But the even better thing is the conversations that instantly develop around these images, like this one:

I think it’s rapid a-fib. I think the ischemic changes are due to the rate. Give them some #Amiodarone and see what happens when the rate sloes down.

Instagram is a powerful product. And most people know how to use it and the value of the interactions around photos that it produces. Like our portfolio company Edmodo, which took the Facebook UI and applied it to teachers and students in K-12 education, Figure1 takes a popular and effective UI and applies it to an industry in desperate need of change.

I’m super excited about the value Figure1 provides to doctors and their patients and I am really pleased that the Figure1 team agreed to work with USV as they build their business.

iOS8, Health Data, and Open Data

News is leaking out of Apple that iOS8′s primary feature will be health and fitness data. Rumors are that there will be a new app called Healthbook that will track a plethora of health and fitness data that iPhones and related devices (iWatch?) will be able to collect on the person carrying the devices.

This is interesting to me on a number of levels. We have been looking at this sector for a while and one of the things that has kept us (USV) from making investments in this space is the sense that all of this data capture is soon going to happen in the phone itself.

Once that happens, things can change pretty rapidly. The key will be APIs. And my big question is whether Apple will give its users an open API to send their health and fitness data to third parties they authorize.

I can see a button that says “auth with Healthbook” in my doctor’s office, my gym’s mobile app, my health insurers’s web app, and a host of other places.

So to my mind, the big question is not what Healthbook will look like but whether Apple will make it easy to get our data out of it. If they do, this will be a massive game changer for the quantified self, health, and wellness markets.

Large Networks, Big Data, And Healthcare

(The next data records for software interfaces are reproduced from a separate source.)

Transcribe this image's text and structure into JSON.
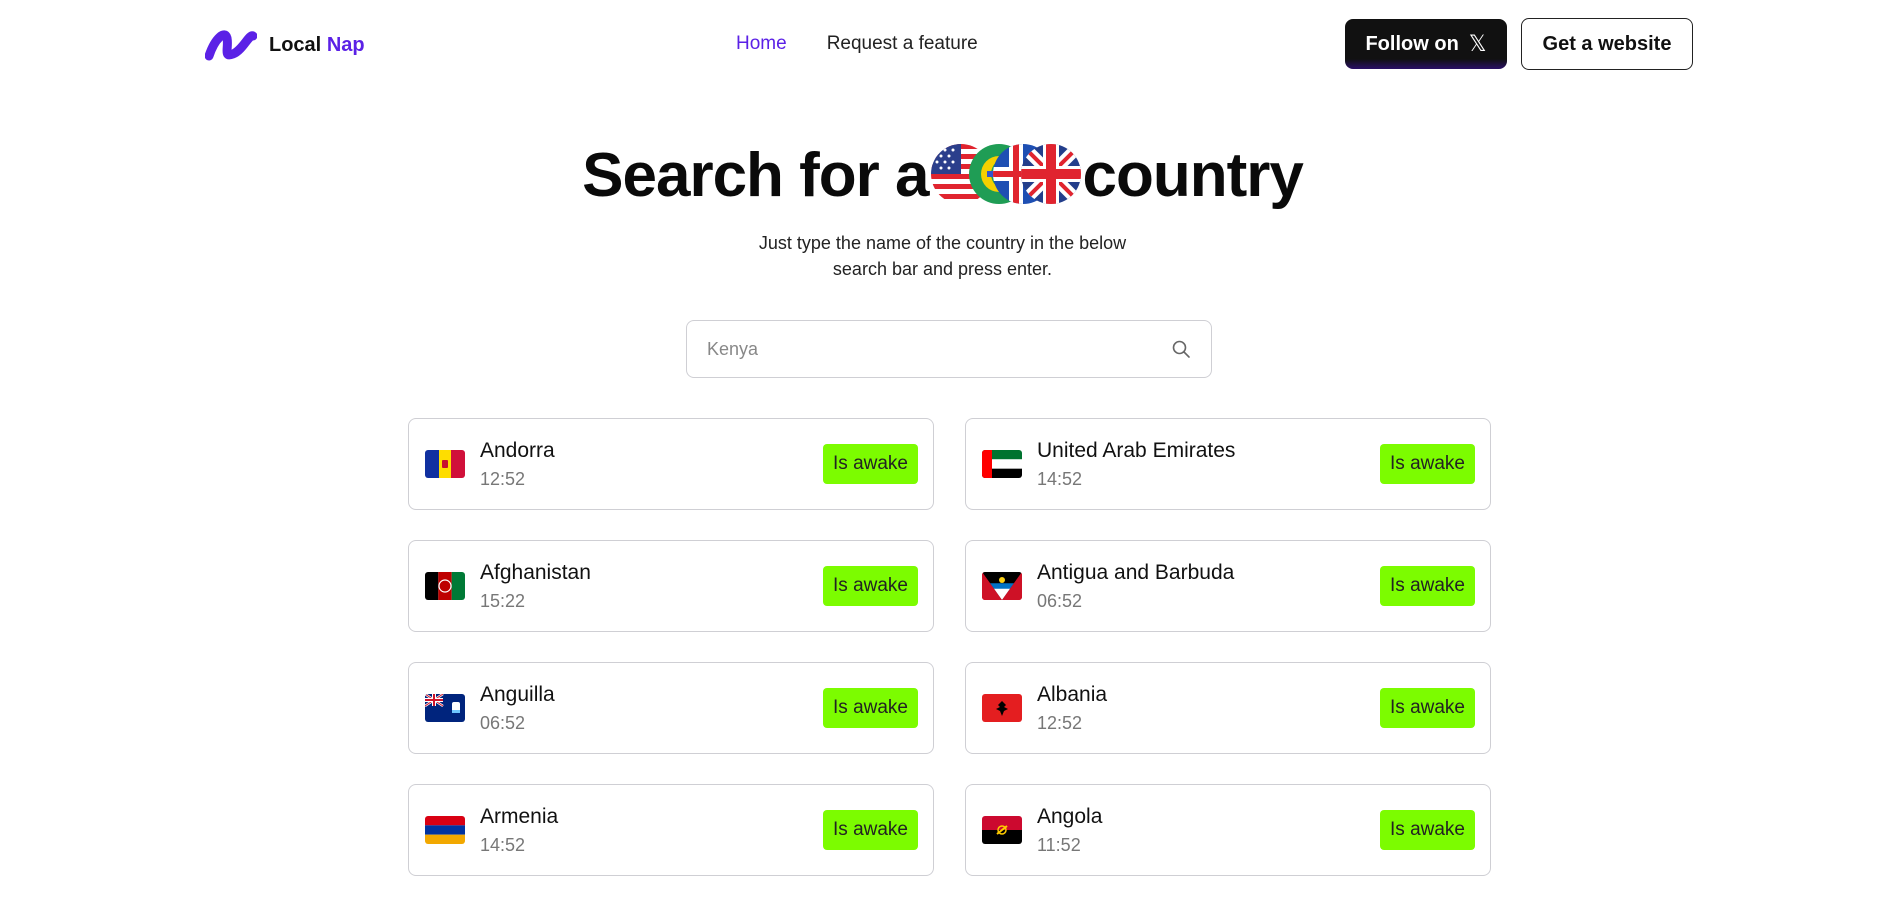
{
  "brand": {
    "name_part1": "Local",
    "name_part2": "Nap"
  },
  "nav": {
    "home": "Home",
    "request": "Request a feature"
  },
  "header_buttons": {
    "follow": "Follow on",
    "follow_icon": "𝕏",
    "website": "Get a website"
  },
  "hero": {
    "title_before": "Search for a",
    "title_after": "country",
    "subtitle_line1": "Just type the name of the country in the below",
    "subtitle_line2": "search bar and press enter."
  },
  "search": {
    "placeholder": "Kenya",
    "value": ""
  },
  "colors": {
    "accent": "#5b21e6",
    "status_bg": "#7cfc00"
  },
  "countries": [
    {
      "name": "Andorra",
      "time": "12:52",
      "status": "Is awake"
    },
    {
      "name": "United Arab Emirates",
      "time": "14:52",
      "status": "Is awake"
    },
    {
      "name": "Afghanistan",
      "time": "15:22",
      "status": "Is awake"
    },
    {
      "name": "Antigua and Barbuda",
      "time": "06:52",
      "status": "Is awake"
    },
    {
      "name": "Anguilla",
      "time": "06:52",
      "status": "Is awake"
    },
    {
      "name": "Albania",
      "time": "12:52",
      "status": "Is awake"
    },
    {
      "name": "Armenia",
      "time": "14:52",
      "status": "Is awake"
    },
    {
      "name": "Angola",
      "time": "11:52",
      "status": "Is awake"
    }
  ]
}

Zander posted this NY Times opinion piece to usv.com yesterday and it's been rattling around in my head since then. The author suggests that big data is coming to health care and bringing with it many issues that will have to be resolved. I am sure that is so. But I also think the intersection of big data and health care and our large networks thesis is likely to produce some interesting investment opportunities for us and some valuable health care services for consumers.

Jason Karlawish, the author of the NY Times opinion piece, writes:

This is a revolutionary shift. Once upon a time, medicine was a discipline based on the nuanced diagnosis and treatment of sick patients. Now, Big Data, networked computers and a culture obsessed with knowing its numbers have moved medicine from the bedside to the desktop (or laptop). The art of medicine is becoming the science of an insurance actuary.

The question is who will control the input of the patient data, the aggregated data sets, and the results the data science produces. If the answer is the current healthcare system; the insurance companies, the hospitals, and the doctors, then we will have missed a big opportunity to reshape healthcare. If, on the other hand, the data is entered by patients, controlled by patients, and benefits patients, then we would have something new, different, and disruptive.

Large networks of patients coming together to do this data science together and benefit together feels like its around the corner and coming fast.  Maybe some enterprising entepreneur will take this "Omnibus Risk Calculator" put it into a clean and simple web service, allow us to connect our phones and connected devices to it, and peer produce a service that we can, together, use to manage our cardiovascular health. Maybe someone has already done that.